(Component data from apps and pages)
+ + + +

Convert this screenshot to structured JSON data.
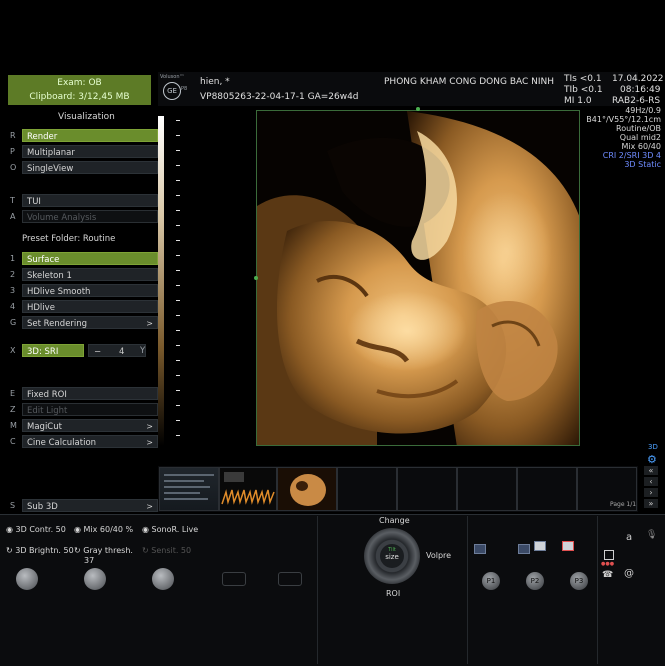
{
  "left_panel": {
    "exam_label": "Exam:  OB",
    "clipboard_label": "Clipboard:  3/12,45 MB",
    "visualization_title": "Visualization",
    "visualization_items": [
      {
        "key": "R",
        "label": "Render",
        "state": "active"
      },
      {
        "key": "P",
        "label": "Multiplanar",
        "state": "normal"
      },
      {
        "key": "O",
        "label": "SingleView",
        "state": "normal"
      }
    ],
    "tools_items": [
      {
        "key": "T",
        "label": "TUI",
        "state": "normal"
      },
      {
        "key": "A",
        "label": "Volume Analysis",
        "state": "disabled"
      }
    ],
    "preset_title": "Preset Folder: Routine",
    "preset_items": [
      {
        "key": "1",
        "label": "Surface",
        "state": "active"
      },
      {
        "key": "2",
        "label": "Skeleton 1",
        "state": "normal"
      },
      {
        "key": "3",
        "label": "HDlive Smooth",
        "state": "normal"
      },
      {
        "key": "4",
        "label": "HDlive",
        "state": "normal"
      },
      {
        "key": "G",
        "label": "Set Rendering",
        "state": "normal",
        "arrow": ">"
      }
    ],
    "sri": {
      "key": "X",
      "label": "3D: SRI",
      "minus": "−",
      "value": "4",
      "axis": "Y"
    },
    "roi_items": [
      {
        "key": "E",
        "label": "Fixed ROI",
        "state": "normal"
      },
      {
        "key": "Z",
        "label": "Edit Light",
        "state": "disabled"
      },
      {
        "key": "M",
        "label": "MagiCut",
        "state": "normal",
        "arrow": ">"
      },
      {
        "key": "C",
        "label": "Cine Calculation",
        "state": "normal",
        "arrow": ">"
      }
    ],
    "sub3d": {
      "key": "S",
      "label": "Sub 3D",
      "arrow": ">"
    }
  },
  "header": {
    "logo_top": "Voluson™",
    "logo_badge": "GE",
    "logo_right": "P8",
    "patient_name": "hien,  *",
    "patient_id": "VP8805263-22-04-17-1  GA=26w4d",
    "clinic": "PHONG KHAM CONG DONG BAC NINH",
    "tis": "TIs <0.1",
    "tib": "TIb <0.1",
    "mi": "MI  1.0",
    "date": "17.04.2022",
    "time": "08:16:49",
    "probe": "RAB2-6-RS"
  },
  "right_params": {
    "lines": [
      "49Hz/0.9",
      "B41°/V55°/12.1cm",
      "Routine/OB",
      "Qual mid2",
      "Mix 60/40"
    ],
    "blue_lines": [
      "CRI 2/SRI 3D 4",
      "3D Static"
    ],
    "corner_label": "3D"
  },
  "thumbnails": {
    "page_label": "Page 1/1"
  },
  "bottom": {
    "controls_row1": [
      {
        "label": "3D Contr. 50"
      },
      {
        "label": "Mix 60/40 %"
      },
      {
        "label": "SonoR. Live"
      }
    ],
    "controls_row2": [
      {
        "label": "3D Brightn. 50"
      },
      {
        "label": "Gray thresh."
      },
      {
        "label": "Sensit. 50"
      }
    ],
    "gray_thresh_value": "37",
    "change_label": "Change",
    "center_top": "Tilt",
    "center_label": "size",
    "volpre_label": "Volpre",
    "roi_label": "ROI",
    "p_buttons": [
      "P1",
      "P2",
      "P3"
    ],
    "corner_letter": "a"
  }
}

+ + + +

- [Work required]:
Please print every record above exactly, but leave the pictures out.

- [Response]:
Convert this screenshot to structured JSON data.
{
  "left_panel": {
    "exam_label": "Exam:  OB",
    "clipboard_label": "Clipboard:  3/12,45 MB",
    "visualization_title": "Visualization",
    "visualization_items": [
      {
        "key": "R",
        "label": "Render",
        "state": "active"
      },
      {
        "key": "P",
        "label": "Multiplanar",
        "state": "normal"
      },
      {
        "key": "O",
        "label": "SingleView",
        "state": "normal"
      }
    ],
    "tools_items": [
      {
        "key": "T",
        "label": "TUI",
        "state": "normal"
      },
      {
        "key": "A",
        "label": "Volume Analysis",
        "state": "disabled"
      }
    ],
    "preset_title": "Preset Folder: Routine",
    "preset_items": [
      {
        "key": "1",
        "label": "Surface",
        "state": "active"
      },
      {
        "key": "2",
        "label": "Skeleton 1",
        "state": "normal"
      },
      {
        "key": "3",
        "label": "HDlive Smooth",
        "state": "normal"
      },
      {
        "key": "4",
        "label": "HDlive",
        "state": "normal"
      },
      {
        "key": "G",
        "label": "Set Rendering",
        "state": "normal",
        "arrow": ">"
      }
    ],
    "sri": {
      "key": "X",
      "label": "3D: SRI",
      "minus": "−",
      "value": "4",
      "axis": "Y"
    },
    "roi_items": [
      {
        "key": "E",
        "label": "Fixed ROI",
        "state": "normal"
      },
      {
        "key": "Z",
        "label": "Edit Light",
        "state": "disabled"
      },
      {
        "key": "M",
        "label": "MagiCut",
        "state": "normal",
        "arrow": ">"
      },
      {
        "key": "C",
        "label": "Cine Calculation",
        "state": "normal",
        "arrow": ">"
      }
    ],
    "sub3d": {
      "key": "S",
      "label": "Sub 3D",
      "arrow": ">"
    }
  },
  "header": {
    "logo_top": "Voluson™",
    "logo_badge": "GE",
    "logo_right": "P8",
    "patient_name": "hien,  *",
    "patient_id": "VP8805263-22-04-17-1  GA=26w4d",
    "clinic": "PHONG KHAM CONG DONG BAC NINH",
    "tis": "TIs <0.1",
    "tib": "TIb <0.1",
    "mi": "MI  1.0",
    "date": "17.04.2022",
    "time": "08:16:49",
    "probe": "RAB2-6-RS"
  },
  "right_params": {
    "lines": [
      "49Hz/0.9",
      "B41°/V55°/12.1cm",
      "Routine/OB",
      "Qual mid2",
      "Mix 60/40"
    ],
    "blue_lines": [
      "CRI 2/SRI 3D 4",
      "3D Static"
    ],
    "corner_label": "3D"
  },
  "thumbnails": {
    "page_label": "Page 1/1"
  },
  "bottom": {
    "controls_row1": [
      {
        "label": "3D Contr. 50"
      },
      {
        "label": "Mix 60/40 %"
      },
      {
        "label": "SonoR. Live"
      }
    ],
    "controls_row2": [
      {
        "label": "3D Brightn. 50"
      },
      {
        "label": "Gray thresh."
      },
      {
        "label": "Sensit. 50"
      }
    ],
    "gray_thresh_value": "37",
    "change_label": "Change",
    "center_top": "Tilt",
    "center_label": "size",
    "volpre_label": "Volpre",
    "roi_label": "ROI",
    "p_buttons": [
      "P1",
      "P2",
      "P3"
    ],
    "corner_letter": "a"
  }
}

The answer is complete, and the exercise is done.